There’s no doubt Dishoom re-energises a narrative of the disappearing Irani cafes from the food scene. Showcasing luxurious marble tables, dark woods, green sofas and screens to separate tables – the restaurant tells a story. The walls are littered with things to read, various objects are stacked away in shelves and scattered pendant lights droop playfully across the ceiling. Bringing the outside in, a forest of green fills the windows. The bar stretches out across the back wall and the thriving kitchen can be seen on entering the building. This modern restaurant will do very well in Birmingham, I just know it.
A meal for a meal initiative
A fantastic incentive to eat here is that every meal bought means a donated meal to a child elsewhere. Dishoom works with various charities to provide nourishing meals for schools. What better reason could you need to go back time and time again?
Covid-19 Secure in 2020
The question everybody is asking – is it safe to dine here? Steps have been put in place to ensure the safety of customers and staff. Management are wearing masks as they serve tables and the place is spotless (ahem, minus the rice Sebastian decided to throw across the table.) Everyone is advised to use sanitiser before entering the restaurant and whilst inside. Overall it’s so very wonderful to see a place thriving already after postponing their official launch before lockdown. Chamberlain Square is looking beautiful and really complements this great new addition to Birmingham.

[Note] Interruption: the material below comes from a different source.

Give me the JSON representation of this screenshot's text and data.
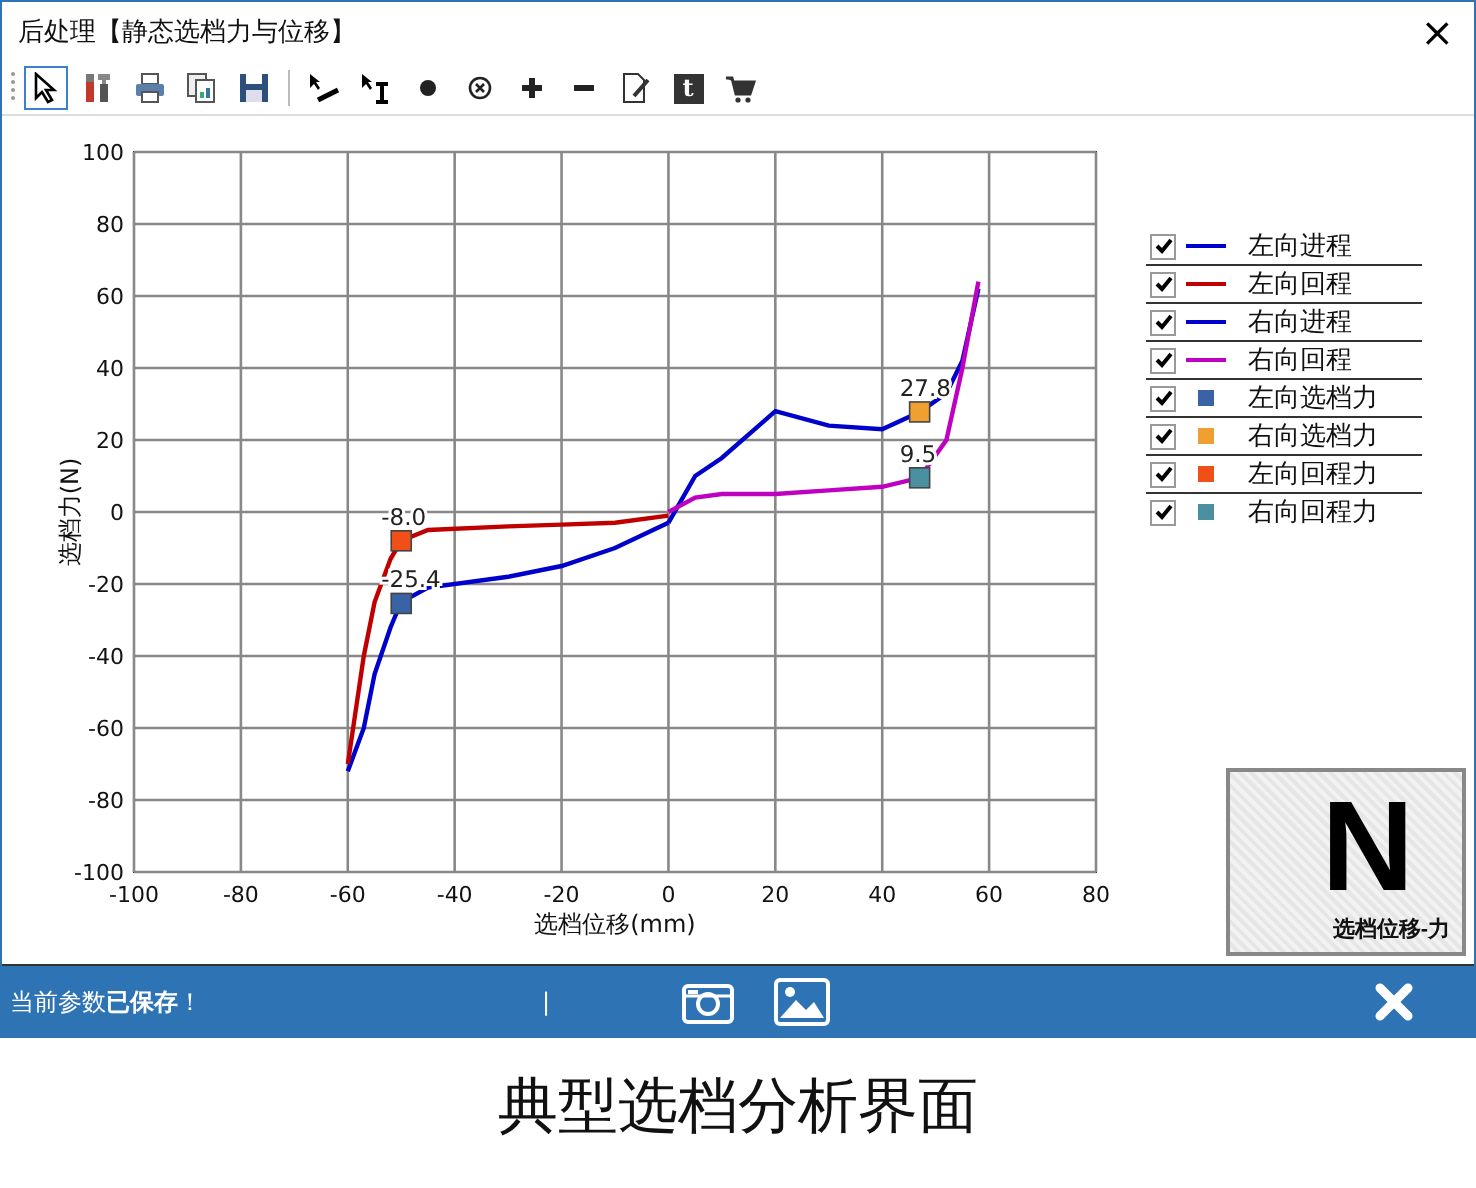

Note that walk-ins are accepted but you’re highly advised to book a table. Groups of 6 can be seated and screens are in place around the restaurant to further implement safety. Dishoom Birmingham try their best to accommodate any requests made in the booking notes. Speaking of, make a note for your own diary as they officially launch on 6th August.
One Chamberlain Square, Birmingham, B3 3AX
Monday – Thursday – 8am to 11pm
Friday 8am to 12am
Saturday 9am to 12am
Sunday 9am to 11pm
Please note, we attended the soft launch period so were given 50% off our total bill – food only. As always, photos and opinions are my own. All of my other food reviews can be found on my food section.